WATCH VS. WARNING
A flash flood watch means flash flooding is possible within the watch area. A flash flood warning means flash flooding is imminent or has been reported in the warning area.
No one can stop a flood, but there are many things you can do before, during, and after a storm to protect your family and keep property damage to a minimum.
- Prepare for a flood.
- Know your flood risk. Find your property on the City's GIS Application or FEMA's National Flood Hazard Layer.
- Make a plan. Protect your family and yourself.
- Build or restock your emergency preparedness kit, including a flashlight, batteries, battery-powered radio, and emergency supply of water and food, and first aid supplies.
- Consider buying flood insurance. Visit floodsmart.gov to find a local insurance agent.
- Take steps to stay informed. Stay tuned to your phone alerts, TV, or radio for weather updates, emergency instructions, or evacuation orders.
- Know what the difference is between a flood warning vs. watch.
- Turn Around, Don't Drown. Avoid walking or driving through flood waters, just 6 inches of moving water can knock you down and 2 feet of water can sweep a vehicle away.
- If there is a chance of flash flooding, move immediately to higher ground. Flash floods are the #1 cause of weather-related deaths in the US.
- If floodwaters rise around your car but the water is not moving, abandon the car and move to higher ground. If the water is moving, do not leave the car.
- Avoid camping or parking along streams, rivers, and creeks during heavy rainfall. These areas can flood quickly and with little warning.
- Know your evacuation routes and shelter locations.
- Be cautious and patient.
- Know the first steps to take.
- Return home only when authorities say it is safe.
- Turn off the main electrical power and water systems off until you or a professional can ensure that they are safe. NEVER turn the power on or off, or use an electrical tool or appliance while in standing in water.
- Avoid standing water as it may be electrically charged from underground or downed power lines. Electrical current can travel through water and the second leading cause of flood deaths is electrocution.
- Do not attempt to drive through areas that are still flooded.
- Be alert for gas leaks. Use a flashlight to inspect for damage. Don't smoke or use candles, lanterns or open flames unless you know the gas has been turned off and the area has been ventilated.
- Photograph damage to your property for insurance purposes.
- Begin repairs to your home.
Disasters Don't Plan.
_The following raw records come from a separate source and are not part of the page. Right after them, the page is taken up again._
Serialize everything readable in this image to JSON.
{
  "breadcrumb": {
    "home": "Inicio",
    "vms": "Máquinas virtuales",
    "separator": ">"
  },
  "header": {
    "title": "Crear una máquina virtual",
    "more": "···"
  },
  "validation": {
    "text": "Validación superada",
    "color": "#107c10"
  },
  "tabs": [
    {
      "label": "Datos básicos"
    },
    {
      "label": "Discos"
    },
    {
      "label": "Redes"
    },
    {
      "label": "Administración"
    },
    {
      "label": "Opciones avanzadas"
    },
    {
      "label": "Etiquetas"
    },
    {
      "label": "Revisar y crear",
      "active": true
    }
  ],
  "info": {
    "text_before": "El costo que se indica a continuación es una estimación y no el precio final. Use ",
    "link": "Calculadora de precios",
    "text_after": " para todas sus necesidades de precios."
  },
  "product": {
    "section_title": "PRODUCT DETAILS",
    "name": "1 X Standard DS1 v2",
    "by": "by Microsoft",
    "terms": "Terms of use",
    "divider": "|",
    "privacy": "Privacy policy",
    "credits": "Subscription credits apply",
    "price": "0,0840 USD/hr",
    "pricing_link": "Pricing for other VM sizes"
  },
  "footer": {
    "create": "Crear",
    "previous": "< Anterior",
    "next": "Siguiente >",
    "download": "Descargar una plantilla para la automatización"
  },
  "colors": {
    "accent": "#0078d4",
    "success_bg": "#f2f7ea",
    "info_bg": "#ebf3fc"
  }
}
You Can.
There are multiple resources to use to prepare for a flood.
FEMA Flood Protection Library
- Above the Flood: Elevating Your Floodprone House, FEMA-347 (2000)
- Answers to Questions About the National Flood Insurance Program, F-084 (2011)
- Elevated Residential Structures, FEMA-54 (1984)
- Protecting Manufactured Homes from Floods and Other Hazards, FEMA P-85 (2009)
- Protecting Building Utilities From Flood Damage, FEMA-P-348, Edition 2 (2017)
- Protecting Floodplain Resources, FEMA-268 (1996)
- Reducing Damage from Localized Flooding, FEMA 551 (2005)
- Repairing Your Flooded Home, FEMA P-234 (2010)